The answer must consist of every line in the data below that holds the word "KOJIHARADA".

[Data extracted from a collection]
++++

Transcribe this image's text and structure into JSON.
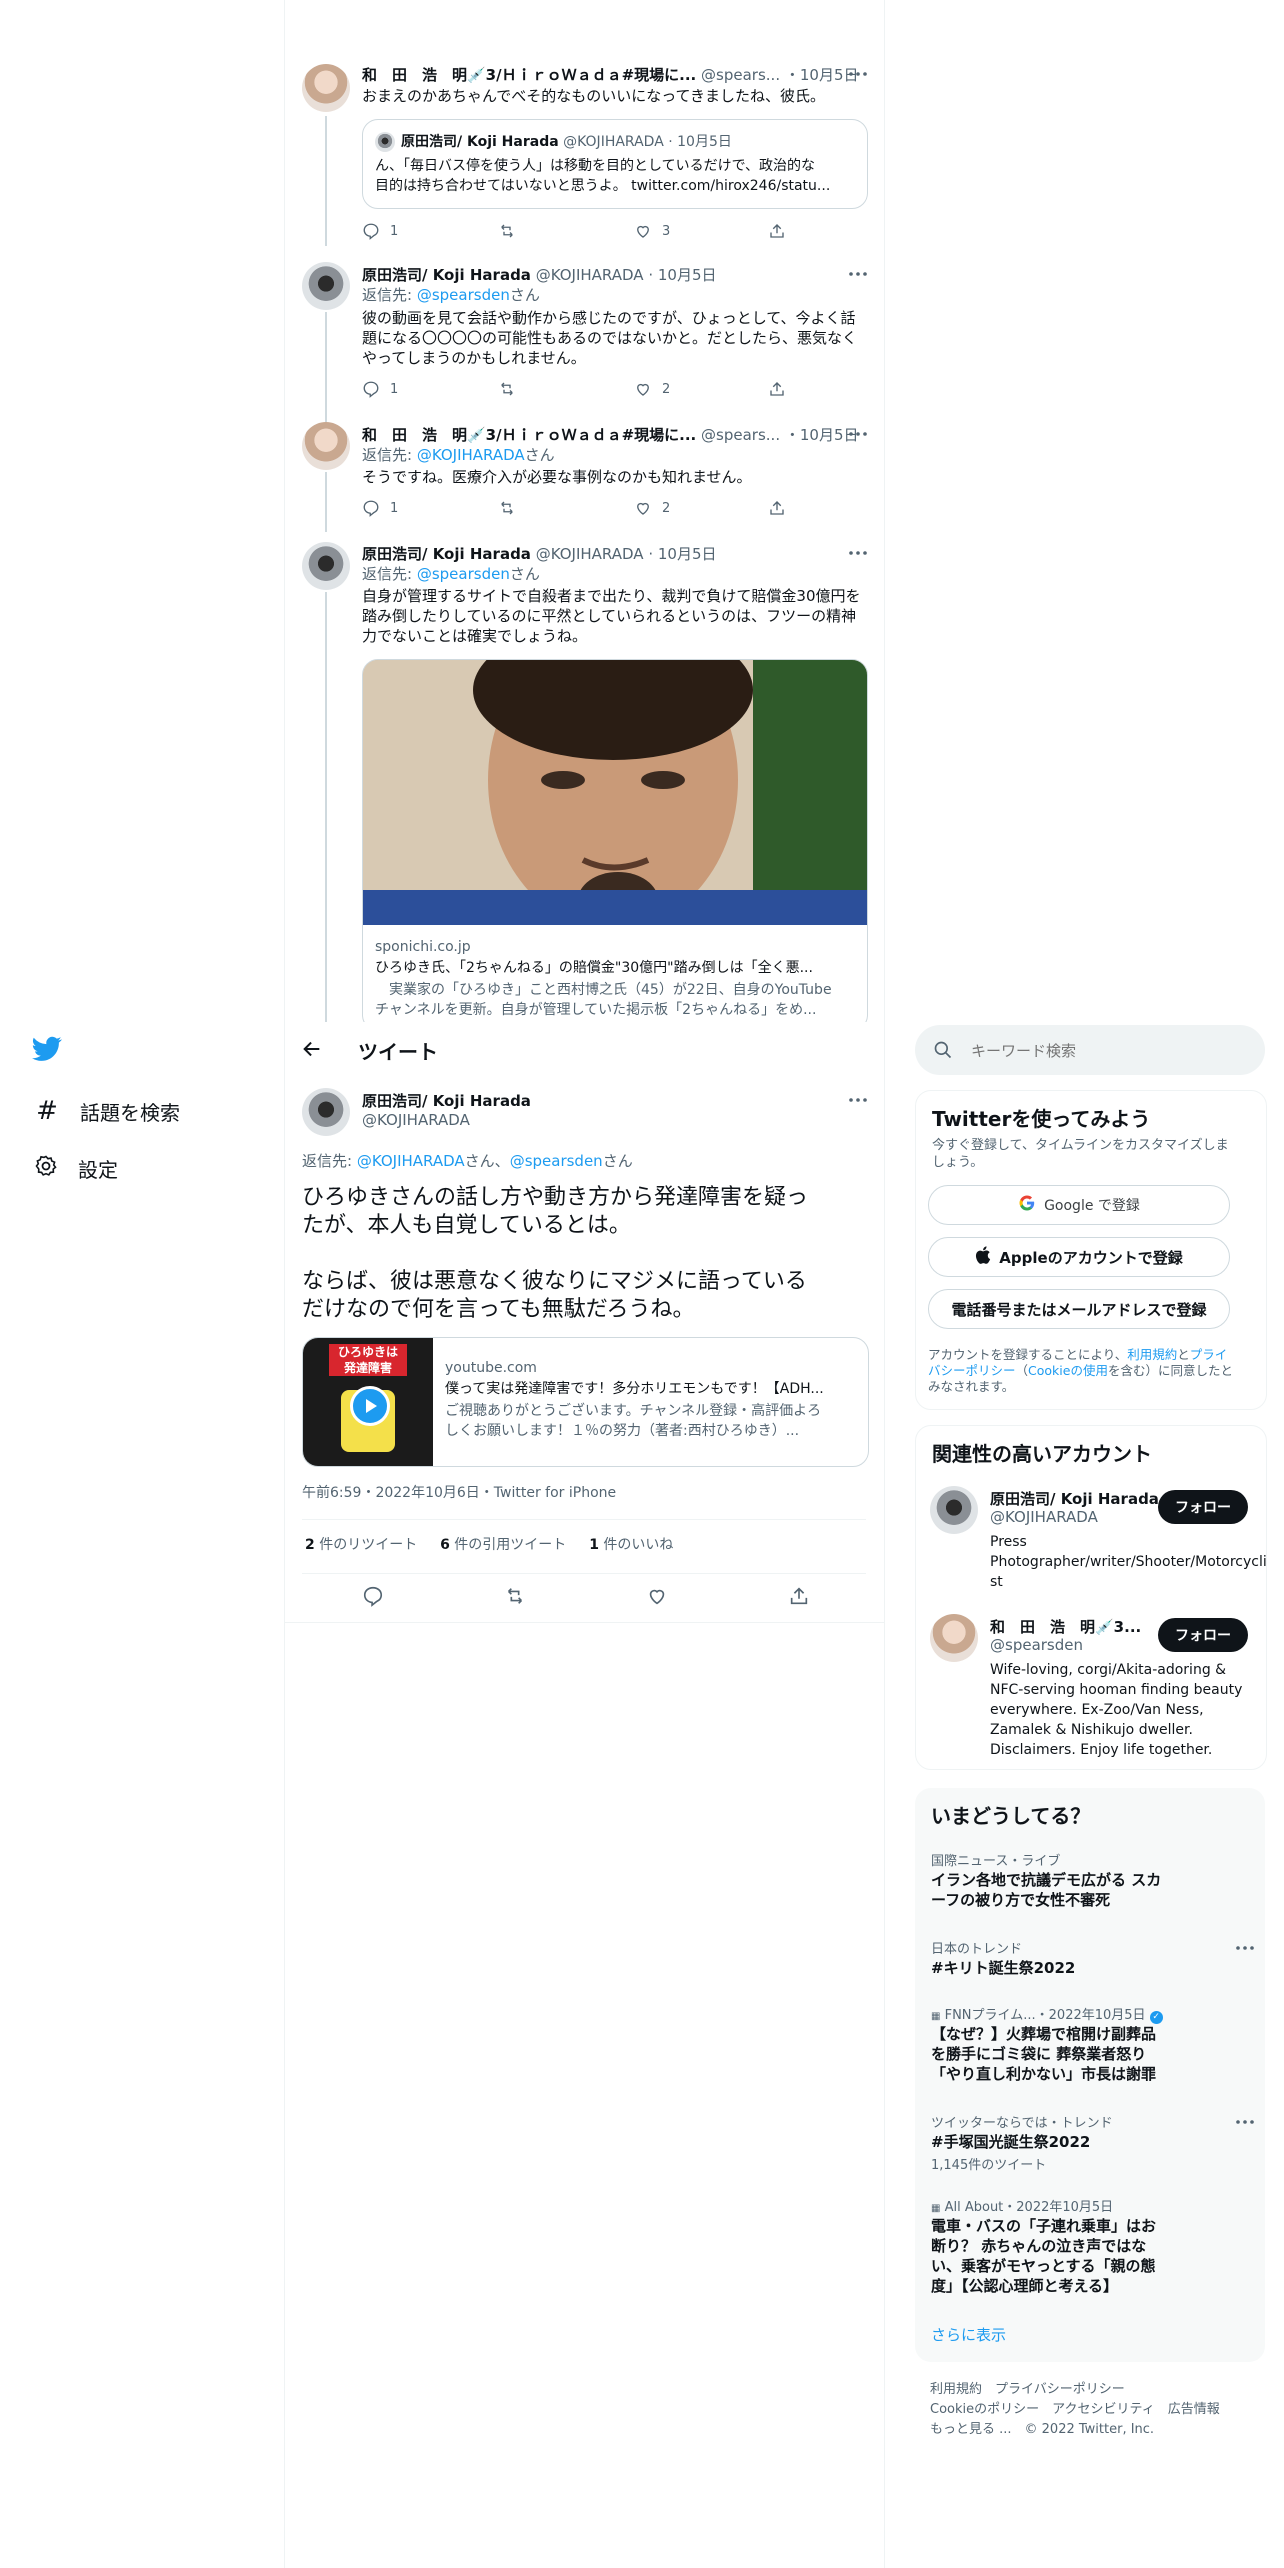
{
  "thread": [
    {
      "author_name": "和　田　浩　明💉3/ＨｉｒｏＷａｄａ#現場に...",
      "handle": "@spears...",
      "time": "・10月5日",
      "text": [
        "おまえのかあちゃんでべそ的なものいいになってきましたね、彼氏。"
      ],
      "quote": {
        "author_name": "原田浩司/ Koji Harada",
        "handle": "@KOJIHARADA",
        "time": "· 10月5日",
        "text": [
          "ん、「毎日バス停を使う人」は移動を目的としているだけで、政治的な",
          "目的は持ち合わせてはいないと思うよ。 twitter.com/hirox246/statu..."
        ]
      },
      "replies": "1",
      "retweets": "",
      "likes": "3"
    },
    {
      "author_name": "原田浩司/ Koji Harada",
      "handle": "@KOJIHARADA",
      "time": "· 10月5日",
      "reply_prefix": "返信先: ",
      "reply_to": "@spearsden",
      "reply_suffix": "さん",
      "text": [
        "彼の動画を見て会話や動作から感じたのですが、ひょっとして、今よく話",
        "題になる〇〇〇〇の可能性もあるのではないかと。だとしたら、悪気なく",
        "やってしまうのかもしれません。"
      ],
      "replies": "1",
      "retweets": "",
      "likes": "2"
    },
    {
      "author_name": "和　田　浩　明💉3/ＨｉｒｏＷａｄａ#現場に...",
      "handle": "@spears...",
      "time": "・10月5日",
      "reply_prefix": "返信先: ",
      "reply_to": "@KOJIHARADA",
      "reply_suffix": "さん",
      "text": [
        "そうですね。医療介入が必要な事例なのかも知れません。"
      ],
      "replies": "1",
      "retweets": "",
      "likes": "2"
    },
    {
      "author_name": "原田浩司/ Koji Harada",
      "handle": "@KOJIHARADA",
      "time": "· 10月5日",
      "reply_prefix": "返信先: ",
      "reply_to": "@spearsden",
      "reply_suffix": "さん",
      "text": [
        "自身が管理するサイトで自殺者まで出たり、裁判で負けて賠償金30億円を",
        "踏み倒したりしているのに平然としていられるというのは、フツーの精神",
        "力でないことは確実でしょうね。"
      ],
      "card": {
        "domain": "sponichi.co.jp",
        "title": "ひろゆき氏、「2ちゃんねる」の賠償金\"30億円\"踏み倒しは「全く悪...",
        "desc": [
          "　実業家の「ひろゆき」こと西村博之氏（45）が22日、自身のYouTube",
          "チャンネルを更新。自身が管理していた掲示板「2ちゃんねる」をめ..."
        ]
      }
    }
  ],
  "sidebar_nav": {
    "explore": "話題を検索",
    "settings": "設定"
  },
  "main": {
    "header_title": "ツイート",
    "author_name": "原田浩司/ Koji Harada",
    "handle": "@KOJIHARADA",
    "reply_prefix": "返信先: ",
    "reply_to_1": "@KOJIHARADA",
    "reply_mid": "さん、",
    "reply_to_2": "@spearsden",
    "reply_suffix": "さん",
    "text": [
      "ひろゆきさんの話し方や動き方から発達障害を疑っ",
      "たが、本人も自覚しているとは。",
      "",
      "ならば、彼は悪意なく彼なりにマジメに語っている",
      "だけなので何を言っても無駄だろうね。"
    ],
    "card": {
      "thumb_text": [
        "ひろゆきは",
        "発達障害"
      ],
      "domain": "youtube.com",
      "title": "僕って実は発達障害です！多分ホリエモンもです！【ADH...",
      "desc": [
        "ご視聴ありがとうございます。チャンネル登録・高評価よろ",
        "しくお願いします！１％の努力（著者:西村ひろゆき）..."
      ]
    },
    "timestamp": "午前6:59・2022年10月6日・Twitter for iPhone",
    "stats": {
      "retweets_count": "2",
      "retweets_label": " 件のリツイート",
      "quotes_count": "6",
      "quotes_label": " 件の引用ツイート",
      "likes_count": "1",
      "likes_label": " 件のいいね"
    }
  },
  "right": {
    "search_placeholder": "キーワード検索",
    "signup": {
      "title": "Twitterを使ってみよう",
      "subtitle": [
        "今すぐ登録して、タイムラインをカスタマイズしま",
        "しょう。"
      ],
      "google_label": "Google で登録",
      "apple_label": "Appleのアカウントで登録",
      "phone_label": "電話番号またはメールアドレスで登録",
      "legal_1": "アカウントを登録することにより、",
      "legal_terms": "利用規約",
      "legal_and": "と",
      "legal_privacy": "プライ",
      "legal_2": "バシーポリシー",
      "legal_3": "（",
      "legal_cookie": "Cookieの使用",
      "legal_4": "を含む）に同意したと",
      "legal_5": "みなされます。"
    },
    "related": {
      "title": "関連性の高いアカウント",
      "accounts": [
        {
          "name": "原田浩司/ Koji Harada",
          "handle": "@KOJIHARADA",
          "bio": [
            "Press",
            "Photographer/writer/Shooter/Motorcycli",
            "st"
          ],
          "follow": "フォロー"
        },
        {
          "name": "和　田　浩　明💉3...",
          "handle": "@spearsden",
          "bio": [
            "Wife-loving, corgi/Akita-adoring &",
            "NFC-serving hooman finding beauty",
            "everywhere. Ex-Zoo/Van Ness,",
            "Zamalek & Nishikujo dweller.",
            "Disclaimers. Enjoy life together."
          ],
          "follow": "フォロー"
        }
      ]
    },
    "trends": {
      "title": "いまどうしてる？",
      "items": [
        {
          "meta": "国際ニュース・ライブ",
          "title": [
            "イラン各地で抗議デモ広がる スカ",
            "ーフの被り方で女性不審死"
          ]
        },
        {
          "meta": "日本のトレンド",
          "title": [
            "#キリト誕生祭2022"
          ]
        },
        {
          "meta": "FNNプライム...・2022年10月5日",
          "title": [
            "【なぜ？】火葬場で棺開け副葬品",
            "を勝手にゴミ袋に 葬祭業者怒り",
            "「やり直し利かない」市長は謝罪"
          ]
        },
        {
          "meta": "ツイッターならでは・トレンド",
          "title": [
            "#手塚国光誕生祭2022"
          ],
          "sub": "1,145件のツイート"
        },
        {
          "meta": "All About・2022年10月5日",
          "title": [
            "電車・バスの「子連れ乗車」はお",
            "断り？ 赤ちゃんの泣き声ではな",
            "い、乗客がモヤっとする「親の態",
            "度」【公認心理師と考える】"
          ]
        }
      ],
      "show_more": "さらに表示"
    },
    "footer": {
      "line1": "利用規約　プライバシーポリシー",
      "line2": "Cookieのポリシー　アクセシビリティ　広告情報",
      "line3": "もっと見る ...　© 2022 Twitter, Inc."
    }
  },
  "colors": {
    "accent": "#1d9bf0",
    "text": "#0f1419",
    "muted": "#536471",
    "border": "#cfd9de"
  }
}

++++

### Response area
        "handle": "@KOJIHARADA",
      "handle": "@KOJIHARADA",
      "reply_to": "@KOJIHARADA",
      "handle": "@KOJIHARADA",
    "handle": "@KOJIHARADA",
    "reply_to_1": "@KOJIHARADA",
          "handle": "@KOJIHARADA",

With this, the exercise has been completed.